The plight of the Passenger Pigeon is one worth remembering today, which the National Park Service honors as Endangered Species Day, a day that has been recognized only since 2006. The purpose of this recognition is to draw attention to the threats to wildlife, fish and plants that are listed under the Endangered Species Act. The Park Service also uses it to celebrate success stories, such as the delisting of the American bald eagle, American peregrine falcon, and some populations of gray wolf and grizzly bear (although not all would agree that the wolf or grizzly bear populations around Yellowstone National Park are ready to be delisted).
According to the Park Service, there currently are 389 "T&E," or threatened or endangered, species in 195 national park units: Of these, 280 are endangered, 108 are threatened, and one, the American alligator, is listed because of its similarity to the threatened American crocodile. These species are represented by 1,053 park populations. More than 1,700 Park Service biologists, botanists, and resource specialists implement recovery plan actions for T&E park populations.

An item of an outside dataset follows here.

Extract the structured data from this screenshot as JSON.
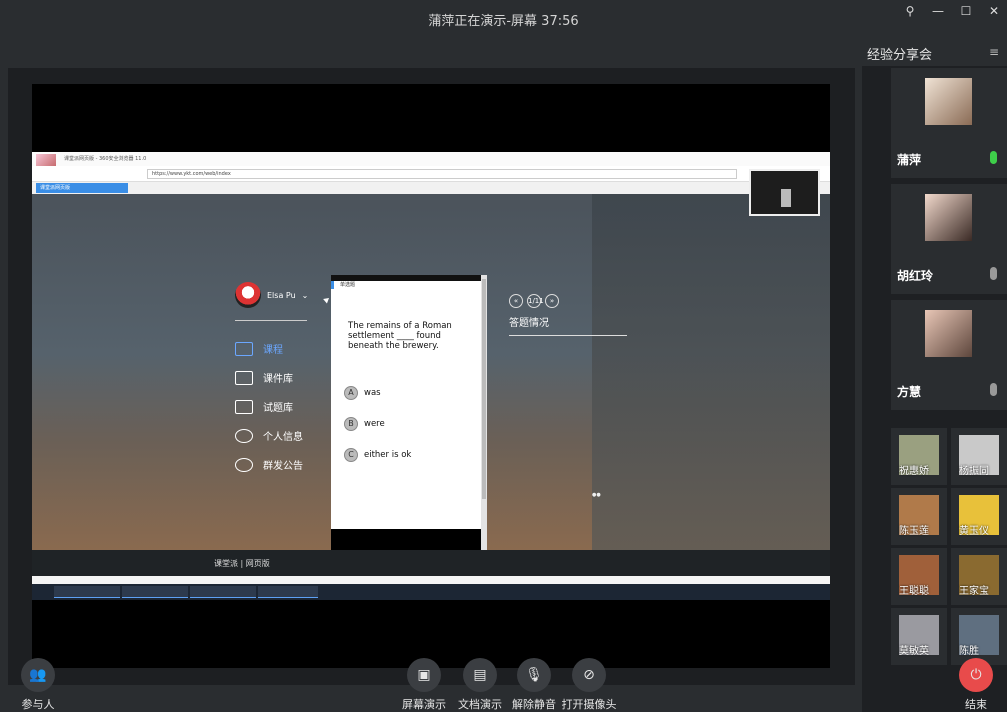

About 70 percent of these populations are currently found on park lands, while 30 percent are historic. Park Service management policies direct parks to restore listed species’ habitats and to reestablish extirpated populations to maintain the species and the habitats upon which they depend. In 2008, 35 percent of T&E park populations were either not-at-risk, had stable populations, or had populations that were increasing in numbers, while 65 percent were either declining, unknown, or historic.

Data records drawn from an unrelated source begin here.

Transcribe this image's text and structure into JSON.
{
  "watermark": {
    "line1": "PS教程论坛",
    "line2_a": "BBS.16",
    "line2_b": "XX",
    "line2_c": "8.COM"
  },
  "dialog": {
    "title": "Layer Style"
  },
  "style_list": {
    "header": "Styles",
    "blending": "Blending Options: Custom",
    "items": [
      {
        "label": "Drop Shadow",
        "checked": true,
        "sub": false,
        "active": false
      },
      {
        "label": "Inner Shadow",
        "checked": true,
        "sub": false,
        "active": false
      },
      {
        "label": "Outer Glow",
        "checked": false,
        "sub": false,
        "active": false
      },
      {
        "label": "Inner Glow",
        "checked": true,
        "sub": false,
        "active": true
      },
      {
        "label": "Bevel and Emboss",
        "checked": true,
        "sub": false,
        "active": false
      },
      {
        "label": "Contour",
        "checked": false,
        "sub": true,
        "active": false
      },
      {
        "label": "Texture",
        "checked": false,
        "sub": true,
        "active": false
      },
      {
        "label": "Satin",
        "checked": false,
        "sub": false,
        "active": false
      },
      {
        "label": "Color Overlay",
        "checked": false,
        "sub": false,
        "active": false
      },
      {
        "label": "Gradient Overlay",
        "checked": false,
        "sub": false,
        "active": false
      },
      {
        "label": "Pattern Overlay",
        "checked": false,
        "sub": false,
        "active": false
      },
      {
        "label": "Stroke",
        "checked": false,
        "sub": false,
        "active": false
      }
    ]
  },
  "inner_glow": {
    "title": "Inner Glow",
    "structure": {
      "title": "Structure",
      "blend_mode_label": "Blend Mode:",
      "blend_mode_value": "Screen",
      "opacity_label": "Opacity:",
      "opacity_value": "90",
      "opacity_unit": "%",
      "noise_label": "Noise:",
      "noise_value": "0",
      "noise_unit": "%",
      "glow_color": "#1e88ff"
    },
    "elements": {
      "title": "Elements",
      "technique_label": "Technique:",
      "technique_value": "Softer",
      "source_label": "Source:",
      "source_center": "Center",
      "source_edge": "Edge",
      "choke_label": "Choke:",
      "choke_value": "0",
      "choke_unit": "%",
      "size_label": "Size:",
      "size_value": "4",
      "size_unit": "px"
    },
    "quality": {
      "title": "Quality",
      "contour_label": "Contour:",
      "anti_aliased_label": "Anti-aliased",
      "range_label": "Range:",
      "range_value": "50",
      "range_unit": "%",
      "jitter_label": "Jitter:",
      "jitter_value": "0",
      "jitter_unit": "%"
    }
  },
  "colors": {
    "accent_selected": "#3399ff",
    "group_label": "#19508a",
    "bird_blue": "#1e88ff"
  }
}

NPS units have restored 39 T&E populations – about 60 percent are plant species while 40 percent are mammals, mollusks, fishes, birds, or reptiles. The Hawaiian Island parks have restored 17 plant species and parks in the Southeast Region have restored four mollusks.
But this picture is not all bright. Land development threatens to turn some national park units into species-crippling biological islands, there's not always enough money to fund habitat restoration work or recovery programs, and some fear climate change, if left unchecked, will lead to mass extinctions.
Traveler trivia: Throughout the United States and foreign lands, there are currently 1,891 threatened and endangered listed species. The ESA celebrated its 35th anniversary on December 28, 2008. On March 28th, the secretaries of Interior and Commerce revoked a Bush administration rule that had become effective this past January 15th. Federal action agencies will once again consult with biologists at the U.S. Fish and Wildlife Service and the National Marine Fisheries Service for “not likely to adversely affect” determinations. The secretaries will conduct a joint review of the ESA consultation regulations to determine if any improvements should be proposed.